Have you ever had a feeling something was wrong with a passage, a scene, a chapter you are writing, but could not put your finger on it? Have you rationalized or ignored that uncomfortable feeling and plunged on? But when you read it aloud to your critique group, they gave you a sympathetic, yet firm glare? And then it happens, what you were dreading.
I’m not talking about the various critiques where suggestions are made and you can accept or reject the advice. I’m talking about the times when you just know they are absolutely, positively correct on every point. The scene must be revised, or deleted and you must weave the one important point into another scene. It is work. It means lots of time and thought, trial and error, but somewhere inside you there is excitement. Just as you knew something was wrong, now you know something is going to be right. You know when you are finished, the scene will be spellbinding.
That happened to me this week, only this time it wasn’t my critique group’s feedback. An agent’s assistant sent me a fabulous rejection, taking the time to kindly outline in detail what needed to be revised. And I knew. I knew she was right on every single point. Instead of feeling rejected, the letter instilled excitement. Some of the points will be an easy—though time consuming--fix. Some issues I wasn’t sure how to address and wanted input.
I sent out a call to authors, Carolyn J. Rose and Mike Nettleton (the husband and wife team who taught the “Novel Writing Boot Camp” I attended (twice). Carolyn and Mike dropped everything and agreed to meet me for a drink. Crit friends The First Carol and Sharon Axeline also came running. (I'm sure it had nothing to do with the word "margarita.")

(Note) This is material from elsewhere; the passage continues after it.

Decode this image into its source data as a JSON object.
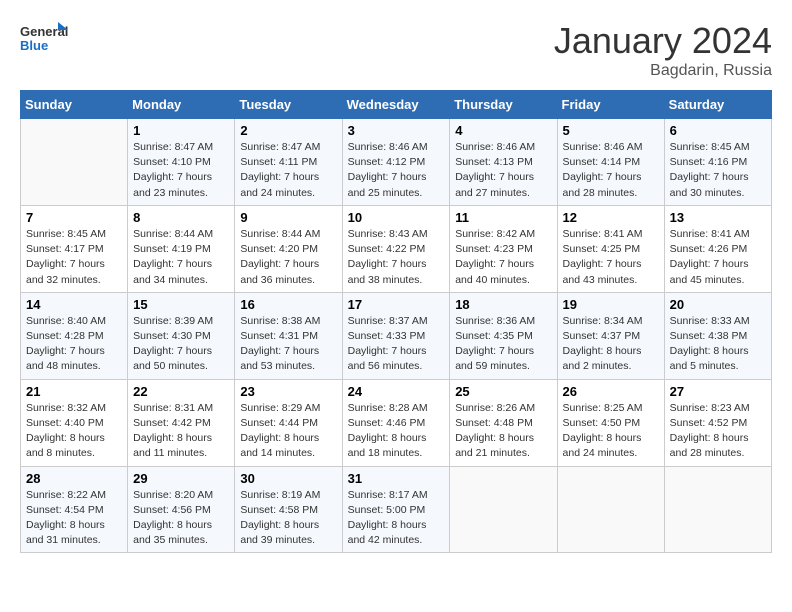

“Absolutely. You can do this. It is going to take some work, but you can do it.” Carolyn and Mike affirmed. The five of us tossed around ideas while we sat in the dry heat on the patio of a Mexican restaurant and sipped margaritas. Mike and Carolyn threw out one idea that caught my imagination. I sent them that vacant, far-away smile, when your fictional mind is off and running and Mike said, "I can see you've got something."
I’m starting the next phase of writing. I’m following the advice of the agent’s assistant. Thanks to her I know what needs to be done. I know how to do it. Now I just need to develop the back-story in my own head and weave it into the book. It is like sewing white, puffy clouds together in an azure summer sky, forming interesting shapes as they float slowly across the vast expanse. It will take some time, but I can do it. I will do it. And it will be spellbinding.
I’m so excited.